PROBLEM: Below are the records; print them again exactly and omit the pictures.
________________
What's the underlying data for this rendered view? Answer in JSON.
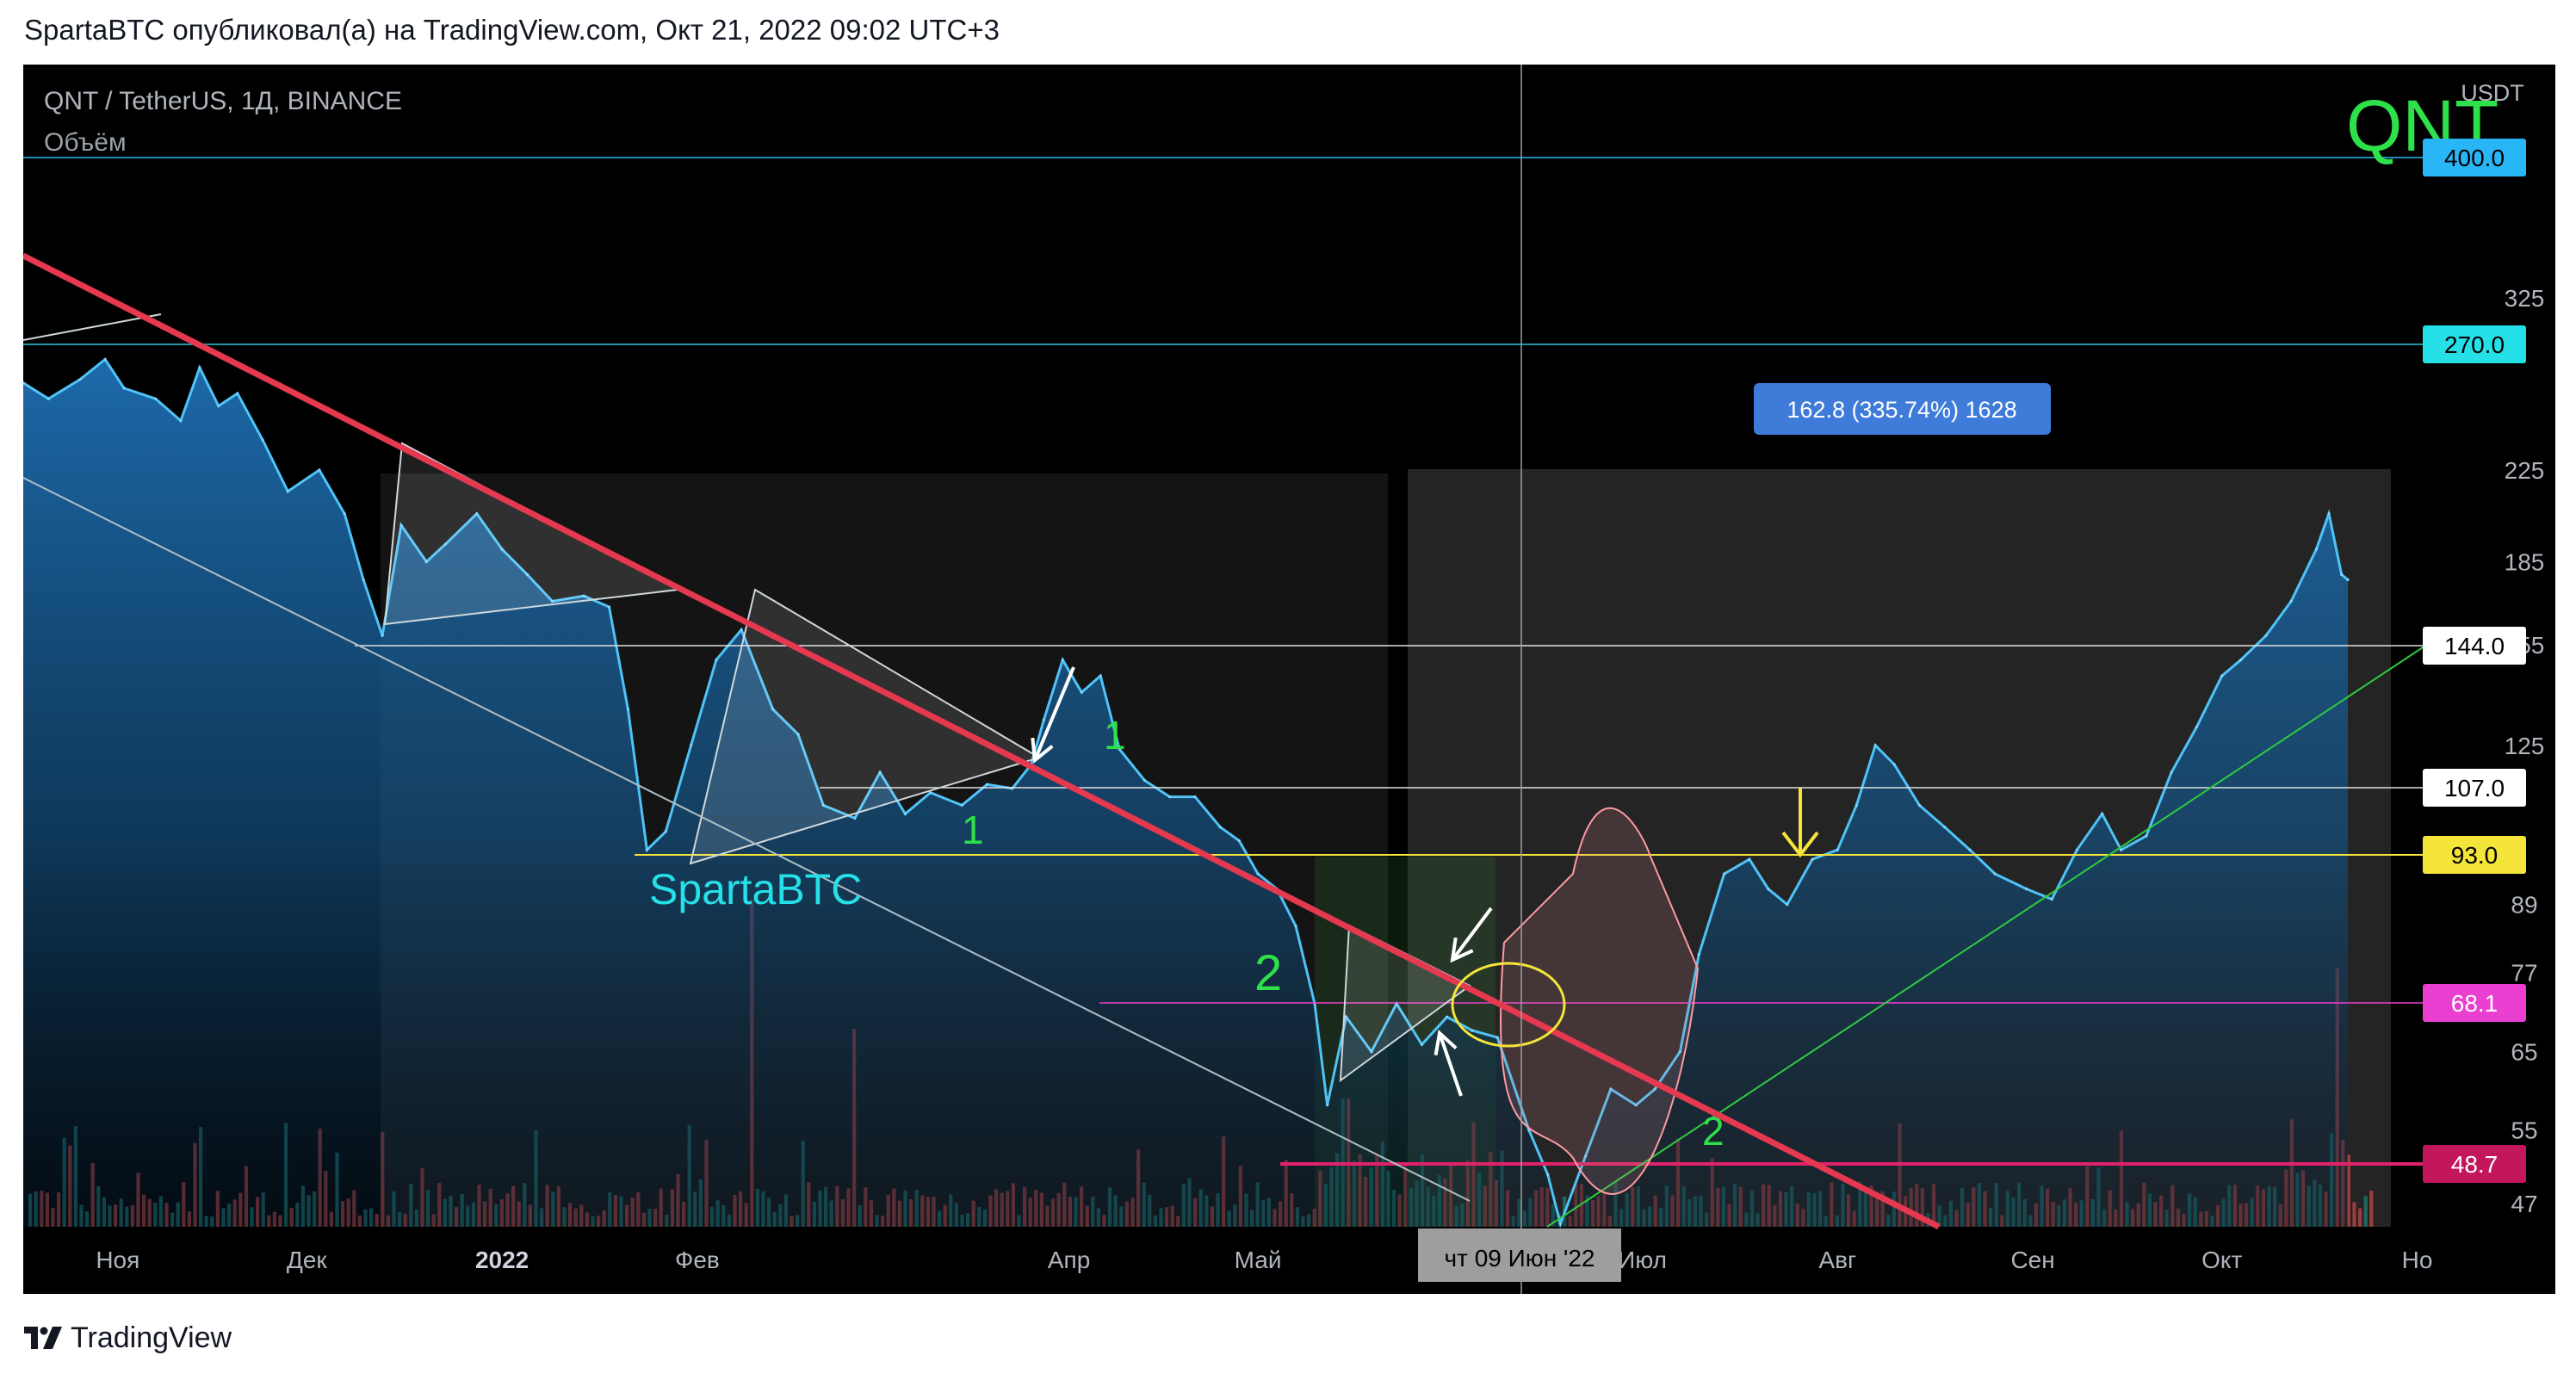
{
  "header": {
    "caption": "SpartaBTC опубликовал(а) на TradingView.com, Окт 21, 2022 09:02 UTC+3"
  },
  "footer": {
    "brand": "TradingView"
  },
  "chart": {
    "symbol_title": "QNT / TetherUS, 1Д, BINANCE",
    "volume_label": "Объём",
    "currency": "USDT",
    "watermark": "QNT",
    "author_tag": "SpartaBTC",
    "measure_label": "162.8 (335.74%) 1628",
    "crosshair_date": "чт 09 Июн '22",
    "annotations": {
      "one_a": "1",
      "one_b": "1",
      "two_a": "2",
      "two_b": "2"
    }
  },
  "chart_data": {
    "type": "area",
    "title": "QNT / TetherUS, 1Д, BINANCE",
    "y_scale": "log",
    "ylim": [
      44,
      470
    ],
    "y_ticks": [
      47.0,
      55.0,
      65.0,
      77.0,
      89.0,
      125.0,
      155.0,
      185.0,
      225.0,
      325.0
    ],
    "x_ticks": [
      "Ноя",
      "Дек",
      "2022",
      "Фев",
      "Апр",
      "Май",
      "Июл",
      "Авг",
      "Сен",
      "Окт",
      "Но"
    ],
    "x_tick_dates": [
      "2021-11-01",
      "2021-12-01",
      "2022-01-01",
      "2022-02-01",
      "2022-04-01",
      "2022-05-01",
      "2022-07-01",
      "2022-08-01",
      "2022-09-01",
      "2022-10-01",
      "2022-11-01"
    ],
    "price_labels": [
      {
        "value": "400.0",
        "bg": "#29b6f6",
        "fg": "#000000"
      },
      {
        "value": "270.0",
        "bg": "#26e0e8",
        "fg": "#000000"
      },
      {
        "value": "144.0",
        "bg": "#ffffff",
        "fg": "#000000"
      },
      {
        "value": "107.0",
        "bg": "#ffffff",
        "fg": "#000000"
      },
      {
        "value": "93.0",
        "bg": "#f5e43a",
        "fg": "#000000"
      },
      {
        "value": "68.1",
        "bg": "#ea3fd0",
        "fg": "#ffffff"
      },
      {
        "value": "48.7",
        "bg": "#c2185b",
        "fg": "#ffffff"
      }
    ],
    "series": [
      {
        "name": "QNT/USDT close",
        "color": "#4fc3f7",
        "points": [
          [
            "2021-10-17",
            271
          ],
          [
            "2021-10-21",
            262
          ],
          [
            "2021-10-26",
            273
          ],
          [
            "2021-10-30",
            285
          ],
          [
            "2021-11-02",
            268
          ],
          [
            "2021-11-07",
            262
          ],
          [
            "2021-11-11",
            250
          ],
          [
            "2021-11-14",
            280
          ],
          [
            "2021-11-17",
            258
          ],
          [
            "2021-11-20",
            265
          ],
          [
            "2021-11-24",
            240
          ],
          [
            "2021-11-28",
            215
          ],
          [
            "2021-12-03",
            225
          ],
          [
            "2021-12-07",
            205
          ],
          [
            "2021-12-10",
            178
          ],
          [
            "2021-12-13",
            158
          ],
          [
            "2021-12-16",
            200
          ],
          [
            "2021-12-20",
            185
          ],
          [
            "2021-12-23",
            192
          ],
          [
            "2021-12-28",
            205
          ],
          [
            "2022-01-01",
            190
          ],
          [
            "2022-01-05",
            180
          ],
          [
            "2022-01-09",
            170
          ],
          [
            "2022-01-14",
            172
          ],
          [
            "2022-01-18",
            168
          ],
          [
            "2022-01-21",
            135
          ],
          [
            "2022-01-24",
            100
          ],
          [
            "2022-01-27",
            104
          ],
          [
            "2022-01-31",
            125
          ],
          [
            "2022-02-04",
            150
          ],
          [
            "2022-02-08",
            160
          ],
          [
            "2022-02-13",
            135
          ],
          [
            "2022-02-17",
            128
          ],
          [
            "2022-02-21",
            110
          ],
          [
            "2022-02-26",
            107
          ],
          [
            "2022-03-02",
            118
          ],
          [
            "2022-03-06",
            108
          ],
          [
            "2022-03-10",
            113
          ],
          [
            "2022-03-15",
            110
          ],
          [
            "2022-03-19",
            115
          ],
          [
            "2022-03-23",
            114
          ],
          [
            "2022-03-26",
            120
          ],
          [
            "2022-03-28",
            132
          ],
          [
            "2022-03-31",
            150
          ],
          [
            "2022-04-03",
            140
          ],
          [
            "2022-04-06",
            145
          ],
          [
            "2022-04-09",
            124
          ],
          [
            "2022-04-13",
            116
          ],
          [
            "2022-04-17",
            112
          ],
          [
            "2022-04-21",
            112
          ],
          [
            "2022-04-25",
            105
          ],
          [
            "2022-04-28",
            102
          ],
          [
            "2022-05-01",
            95
          ],
          [
            "2022-05-04",
            92
          ],
          [
            "2022-05-07",
            85
          ],
          [
            "2022-05-10",
            72
          ],
          [
            "2022-05-12",
            58
          ],
          [
            "2022-05-15",
            70
          ],
          [
            "2022-05-19",
            65
          ],
          [
            "2022-05-23",
            72
          ],
          [
            "2022-05-27",
            66
          ],
          [
            "2022-05-31",
            70
          ],
          [
            "2022-06-04",
            68
          ],
          [
            "2022-06-08",
            67
          ],
          [
            "2022-06-13",
            55
          ],
          [
            "2022-06-16",
            50
          ],
          [
            "2022-06-18",
            45
          ],
          [
            "2022-06-22",
            52
          ],
          [
            "2022-06-26",
            60
          ],
          [
            "2022-06-30",
            58
          ],
          [
            "2022-07-03",
            60
          ],
          [
            "2022-07-07",
            65
          ],
          [
            "2022-07-10",
            80
          ],
          [
            "2022-07-14",
            95
          ],
          [
            "2022-07-18",
            98
          ],
          [
            "2022-07-21",
            92
          ],
          [
            "2022-07-24",
            89
          ],
          [
            "2022-07-28",
            98
          ],
          [
            "2022-08-01",
            100
          ],
          [
            "2022-08-04",
            110
          ],
          [
            "2022-08-07",
            125
          ],
          [
            "2022-08-10",
            120
          ],
          [
            "2022-08-14",
            110
          ],
          [
            "2022-08-18",
            105
          ],
          [
            "2022-08-22",
            100
          ],
          [
            "2022-08-26",
            95
          ],
          [
            "2022-08-31",
            92
          ],
          [
            "2022-09-04",
            90
          ],
          [
            "2022-09-08",
            100
          ],
          [
            "2022-09-12",
            108
          ],
          [
            "2022-09-15",
            100
          ],
          [
            "2022-09-19",
            103
          ],
          [
            "2022-09-23",
            118
          ],
          [
            "2022-09-27",
            130
          ],
          [
            "2022-10-01",
            145
          ],
          [
            "2022-10-04",
            150
          ],
          [
            "2022-10-08",
            158
          ],
          [
            "2022-10-12",
            170
          ],
          [
            "2022-10-16",
            190
          ],
          [
            "2022-10-18",
            205
          ],
          [
            "2022-10-20",
            180
          ],
          [
            "2022-10-21",
            178
          ]
        ]
      }
    ]
  }
}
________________
TASK RESULT:
What's the underlying data for this rendered view? Answer in JSON.
{
  "header": {
    "caption": "SpartaBTC опубликовал(а) на TradingView.com, Окт 21, 2022 09:02 UTC+3"
  },
  "footer": {
    "brand": "TradingView"
  },
  "chart": {
    "symbol_title": "QNT / TetherUS, 1Д, BINANCE",
    "volume_label": "Объём",
    "currency": "USDT",
    "watermark": "QNT",
    "author_tag": "SpartaBTC",
    "measure_label": "162.8 (335.74%) 1628",
    "crosshair_date": "чт 09 Июн '22",
    "annotations": {
      "one_a": "1",
      "one_b": "1",
      "two_a": "2",
      "two_b": "2"
    }
  },
  "chart_data": {
    "type": "area",
    "title": "QNT / TetherUS, 1Д, BINANCE",
    "y_scale": "log",
    "ylim": [
      44,
      470
    ],
    "y_ticks": [
      47.0,
      55.0,
      65.0,
      77.0,
      89.0,
      125.0,
      155.0,
      185.0,
      225.0,
      325.0
    ],
    "x_ticks": [
      "Ноя",
      "Дек",
      "2022",
      "Фев",
      "Апр",
      "Май",
      "Июл",
      "Авг",
      "Сен",
      "Окт",
      "Но"
    ],
    "x_tick_dates": [
      "2021-11-01",
      "2021-12-01",
      "2022-01-01",
      "2022-02-01",
      "2022-04-01",
      "2022-05-01",
      "2022-07-01",
      "2022-08-01",
      "2022-09-01",
      "2022-10-01",
      "2022-11-01"
    ],
    "price_labels": [
      {
        "value": "400.0",
        "bg": "#29b6f6",
        "fg": "#000000"
      },
      {
        "value": "270.0",
        "bg": "#26e0e8",
        "fg": "#000000"
      },
      {
        "value": "144.0",
        "bg": "#ffffff",
        "fg": "#000000"
      },
      {
        "value": "107.0",
        "bg": "#ffffff",
        "fg": "#000000"
      },
      {
        "value": "93.0",
        "bg": "#f5e43a",
        "fg": "#000000"
      },
      {
        "value": "68.1",
        "bg": "#ea3fd0",
        "fg": "#ffffff"
      },
      {
        "value": "48.7",
        "bg": "#c2185b",
        "fg": "#ffffff"
      }
    ],
    "series": [
      {
        "name": "QNT/USDT close",
        "color": "#4fc3f7",
        "points": [
          [
            "2021-10-17",
            271
          ],
          [
            "2021-10-21",
            262
          ],
          [
            "2021-10-26",
            273
          ],
          [
            "2021-10-30",
            285
          ],
          [
            "2021-11-02",
            268
          ],
          [
            "2021-11-07",
            262
          ],
          [
            "2021-11-11",
            250
          ],
          [
            "2021-11-14",
            280
          ],
          [
            "2021-11-17",
            258
          ],
          [
            "2021-11-20",
            265
          ],
          [
            "2021-11-24",
            240
          ],
          [
            "2021-11-28",
            215
          ],
          [
            "2021-12-03",
            225
          ],
          [
            "2021-12-07",
            205
          ],
          [
            "2021-12-10",
            178
          ],
          [
            "2021-12-13",
            158
          ],
          [
            "2021-12-16",
            200
          ],
          [
            "2021-12-20",
            185
          ],
          [
            "2021-12-23",
            192
          ],
          [
            "2021-12-28",
            205
          ],
          [
            "2022-01-01",
            190
          ],
          [
            "2022-01-05",
            180
          ],
          [
            "2022-01-09",
            170
          ],
          [
            "2022-01-14",
            172
          ],
          [
            "2022-01-18",
            168
          ],
          [
            "2022-01-21",
            135
          ],
          [
            "2022-01-24",
            100
          ],
          [
            "2022-01-27",
            104
          ],
          [
            "2022-01-31",
            125
          ],
          [
            "2022-02-04",
            150
          ],
          [
            "2022-02-08",
            160
          ],
          [
            "2022-02-13",
            135
          ],
          [
            "2022-02-17",
            128
          ],
          [
            "2022-02-21",
            110
          ],
          [
            "2022-02-26",
            107
          ],
          [
            "2022-03-02",
            118
          ],
          [
            "2022-03-06",
            108
          ],
          [
            "2022-03-10",
            113
          ],
          [
            "2022-03-15",
            110
          ],
          [
            "2022-03-19",
            115
          ],
          [
            "2022-03-23",
            114
          ],
          [
            "2022-03-26",
            120
          ],
          [
            "2022-03-28",
            132
          ],
          [
            "2022-03-31",
            150
          ],
          [
            "2022-04-03",
            140
          ],
          [
            "2022-04-06",
            145
          ],
          [
            "2022-04-09",
            124
          ],
          [
            "2022-04-13",
            116
          ],
          [
            "2022-04-17",
            112
          ],
          [
            "2022-04-21",
            112
          ],
          [
            "2022-04-25",
            105
          ],
          [
            "2022-04-28",
            102
          ],
          [
            "2022-05-01",
            95
          ],
          [
            "2022-05-04",
            92
          ],
          [
            "2022-05-07",
            85
          ],
          [
            "2022-05-10",
            72
          ],
          [
            "2022-05-12",
            58
          ],
          [
            "2022-05-15",
            70
          ],
          [
            "2022-05-19",
            65
          ],
          [
            "2022-05-23",
            72
          ],
          [
            "2022-05-27",
            66
          ],
          [
            "2022-05-31",
            70
          ],
          [
            "2022-06-04",
            68
          ],
          [
            "2022-06-08",
            67
          ],
          [
            "2022-06-13",
            55
          ],
          [
            "2022-06-16",
            50
          ],
          [
            "2022-06-18",
            45
          ],
          [
            "2022-06-22",
            52
          ],
          [
            "2022-06-26",
            60
          ],
          [
            "2022-06-30",
            58
          ],
          [
            "2022-07-03",
            60
          ],
          [
            "2022-07-07",
            65
          ],
          [
            "2022-07-10",
            80
          ],
          [
            "2022-07-14",
            95
          ],
          [
            "2022-07-18",
            98
          ],
          [
            "2022-07-21",
            92
          ],
          [
            "2022-07-24",
            89
          ],
          [
            "2022-07-28",
            98
          ],
          [
            "2022-08-01",
            100
          ],
          [
            "2022-08-04",
            110
          ],
          [
            "2022-08-07",
            125
          ],
          [
            "2022-08-10",
            120
          ],
          [
            "2022-08-14",
            110
          ],
          [
            "2022-08-18",
            105
          ],
          [
            "2022-08-22",
            100
          ],
          [
            "2022-08-26",
            95
          ],
          [
            "2022-08-31",
            92
          ],
          [
            "2022-09-04",
            90
          ],
          [
            "2022-09-08",
            100
          ],
          [
            "2022-09-12",
            108
          ],
          [
            "2022-09-15",
            100
          ],
          [
            "2022-09-19",
            103
          ],
          [
            "2022-09-23",
            118
          ],
          [
            "2022-09-27",
            130
          ],
          [
            "2022-10-01",
            145
          ],
          [
            "2022-10-04",
            150
          ],
          [
            "2022-10-08",
            158
          ],
          [
            "2022-10-12",
            170
          ],
          [
            "2022-10-16",
            190
          ],
          [
            "2022-10-18",
            205
          ],
          [
            "2022-10-20",
            180
          ],
          [
            "2022-10-21",
            178
          ]
        ]
      }
    ]
  }
}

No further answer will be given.